Suitable for Species: Salvia nemorosa, Salvia penstemonoides and Salvia superba
These species of Salvia form a foliage rosette. Above this basal rosette, the stems grow heavy, bushy foliage, topped with terminal flower racemes.
Once your Salvias have flowered, cut the stems back to the basal rosette, clearing any spent leaves as you go. In the following spring, new growth will form a good shaped plant.
Your pruning regime is an a good time to divide large clumps of Salvia perennials.
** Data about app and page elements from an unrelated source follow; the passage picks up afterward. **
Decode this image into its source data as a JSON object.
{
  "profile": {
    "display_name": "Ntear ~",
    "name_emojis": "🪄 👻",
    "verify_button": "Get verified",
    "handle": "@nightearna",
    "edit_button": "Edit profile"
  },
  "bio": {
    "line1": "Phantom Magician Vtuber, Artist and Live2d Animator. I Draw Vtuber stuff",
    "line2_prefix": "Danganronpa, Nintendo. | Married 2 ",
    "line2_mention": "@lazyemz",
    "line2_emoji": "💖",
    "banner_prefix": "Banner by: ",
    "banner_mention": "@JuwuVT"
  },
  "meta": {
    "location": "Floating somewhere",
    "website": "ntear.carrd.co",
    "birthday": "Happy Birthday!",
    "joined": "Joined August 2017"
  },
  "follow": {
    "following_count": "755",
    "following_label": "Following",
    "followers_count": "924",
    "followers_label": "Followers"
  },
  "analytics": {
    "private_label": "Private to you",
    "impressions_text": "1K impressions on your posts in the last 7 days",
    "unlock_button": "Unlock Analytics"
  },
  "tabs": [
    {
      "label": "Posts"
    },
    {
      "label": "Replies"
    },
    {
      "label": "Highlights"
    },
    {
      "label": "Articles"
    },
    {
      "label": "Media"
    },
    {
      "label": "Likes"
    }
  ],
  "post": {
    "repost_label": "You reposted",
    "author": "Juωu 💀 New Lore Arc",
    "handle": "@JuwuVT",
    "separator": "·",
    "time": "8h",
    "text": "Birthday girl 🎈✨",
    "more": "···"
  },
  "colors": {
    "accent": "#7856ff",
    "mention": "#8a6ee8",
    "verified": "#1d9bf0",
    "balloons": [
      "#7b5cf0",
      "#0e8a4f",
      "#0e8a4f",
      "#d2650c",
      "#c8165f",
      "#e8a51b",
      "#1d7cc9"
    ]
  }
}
This is the easiest way to contain plant growth and increase your plant numbers.
Alternative ways of propagating Salvias include taking stem cuttings in autumn.
Here’s a quick guide on how to do this:
Find a non-flowering shoot on your Salvia plant and make a clean cut just below a pair of leaves. Your cutting will need to be about 4 inches long. Place the cutting in a plastic bag to keep it moist, until you’ve collected a number of cuttings.
When ready to pot up, remove the leaves from along the stem cutting, leaving just the top two pairs. Then dip each of your cuttings in hormone powder, which will aid root growth. Place the cuttings in small pots with some free-draining compost mix, and water them in well.
Top your pots with some horticultural grit and place them in a greenhouse or propagator at about room temperature. Leave your cuttings to root over the winter months.
Perfect Planting Companions
There are many plants that make great companions for the Salvia species. The diversity in their colour and form promote their suitability for planting with many different styles.
I’m a sucker for a romantic cottage garden theme. I like the haphazard aesthetics and irregular lines that gently flow into one another, creating a haven of peace, beauty and a mass of wildlife. Here are a few of my favourite herbaceous companion plants for the cottage garden theme:
Any one of these will complement your favorite sage plant perfectly. Choose similar hues for a monochromatic space, or those opposite on the color wheel for contrasting splendor.